Fractal Design Meshify S2 Review
Published: 23rd January 2019 | Source: Fractal Design | Price: £139.99 |
The Build and Cooling
The S2 will accommodate ATX, as well as M-ITX and M-ATX, and even up to E-ATX (285mm wide) For the greater part though, it's the ATX board that's going to be mounted in here, and by-ek does it sit well. Gone are the days when the area anterior to the motherboard would be dominated by rack upon rack of 3.5" drive bays, today, that area is kept clear for awesome radage and/or massive GPUs. (give or take the odd cylindrical reservoir)
Our good old Havok 120 is simply dwarfed by the S2 which is able to accommodate coolers up to 185mm in height, which in simple terms, with a few exceptions, means pretty much any tower air cooler on the market today.
Air cooling though is not what this case is about. It may well be able to accept 3x120mm or 3x140mm fans in the roof, as well as 3x120mm or 3x140mm fans in the front. Add to that a pair of 120mm or 140mm fans in the base and it's obvious that if you want to air cool, the S2 has your back. What we really want to know is what this case can do for us with regards to water cooling. Well, a quick glimpse of the instruction book tells us that the case will take anything up to a 360/420mm in the roof, and 280/360 in the front. What it doesn't tell us though is what sort of tolerances we're dealing with. For example, in the image below, we can see that in the roof of the case there's a mere 30mm of clearance between the top of the motherboard and the roof of the case. All is not lost though.
What we have here is a 57mm tolerance between the case body and the inner most line of radiator mounts. Now these could be used for either 120mm or 140mm based rads, but if you want to get the best out of the roof space we recommend you go for a 120mm solution up here, as the tolerances are much more forgiving.
Turning our attention to the front of the case we can see that there's a total of 200mm between the anterior case edge and the motherboard. If, however, we're serious about sticking a radiator here, the measurement we're going to be more interested in is the 150mm or so we have before we encounter the ATX cable or GPU cable. To be honest, 150mm is more than enough for even the most monster rads in a push/pull configuration.
To put the amount of room available at the front of the case into perspective, what we have here is a 40mm thick rad on 25mm thick fans. We think you'll agree that there's plenty of room to play with here.

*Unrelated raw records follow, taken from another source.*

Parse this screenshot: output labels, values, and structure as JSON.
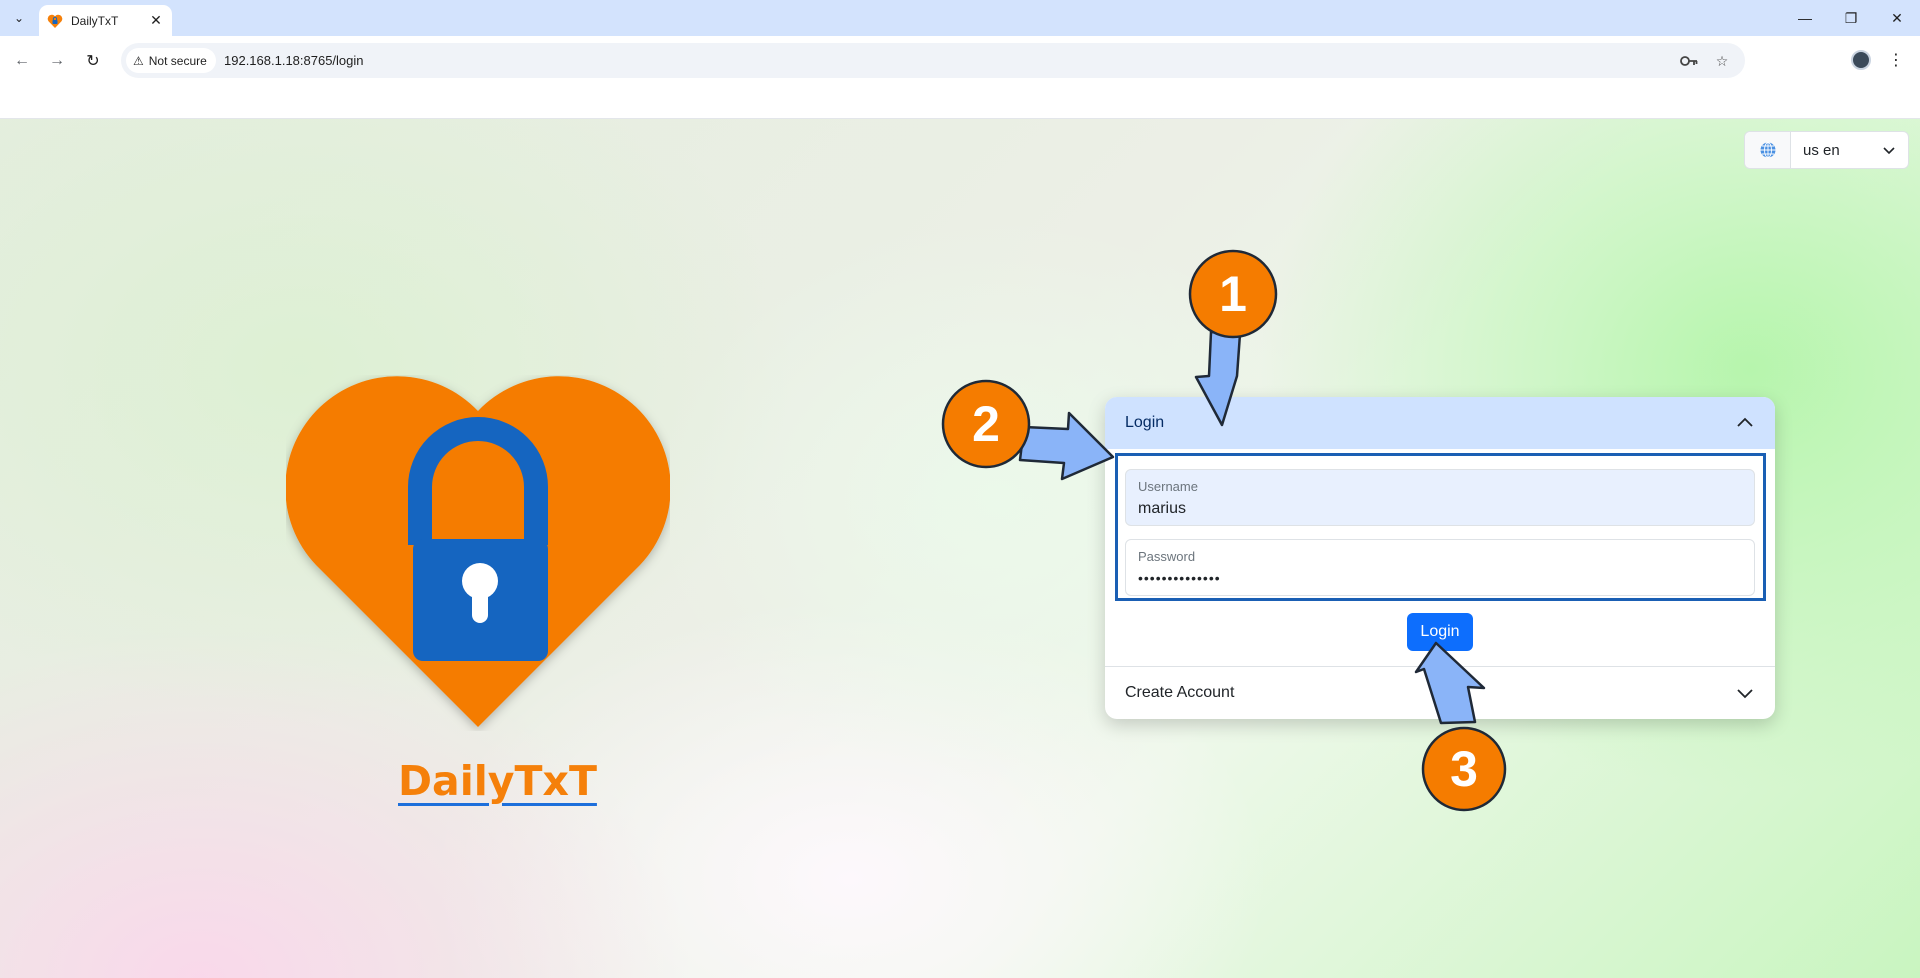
{
  "browser": {
    "tab_title": "DailyTxT",
    "security_label": "Not secure",
    "url": "192.168.1.18:8765/login"
  },
  "icons": {
    "tab_list": "chevron-down-icon",
    "close_tab": "close-icon",
    "back": "back-arrow-icon",
    "forward": "forward-arrow-icon",
    "reload": "reload-icon",
    "warning": "warning-icon",
    "password_manager": "key-icon",
    "bookmark": "star-icon",
    "menu": "kebab-menu-icon",
    "language": "globe-icon"
  },
  "language_selector": {
    "value": "us en"
  },
  "brand": {
    "name": "DailyTxT"
  },
  "login_form": {
    "header": "Login",
    "username_label": "Username",
    "username_value": "marius",
    "password_label": "Password",
    "password_value": "••••••••••••••",
    "submit_label": "Login",
    "create_account_header": "Create Account"
  },
  "annotations": {
    "step_1": "1",
    "step_2": "2",
    "step_3": "3"
  },
  "colors": {
    "brand_orange": "#f5800a",
    "brand_blue": "#1565c0",
    "primary_button": "#0d6efd",
    "accordion_active": "#cfe2ff",
    "annotation_arrow": "#8ab4f8"
  }
}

As much as you can get large rads up into the roof of the S2, there are certain caveats. For starters, you're going to need to stick to standard height RAM, as anything more than 45mm over the height of the motherboard is going to cause conflicts with the desired cooling system. All is not lost though if you stick to 120mm rad solutions, and mount on the outer rail as can be seen below. In reality, if you're looking for ultimate water cooling we recommend a single thick rad in the front. If you absolutely have to have two rads then a thick rad in the front and perhaps a smaller 240mm rad in the roof. As always, we would be more concerned with regards to aesthetics as much anything else.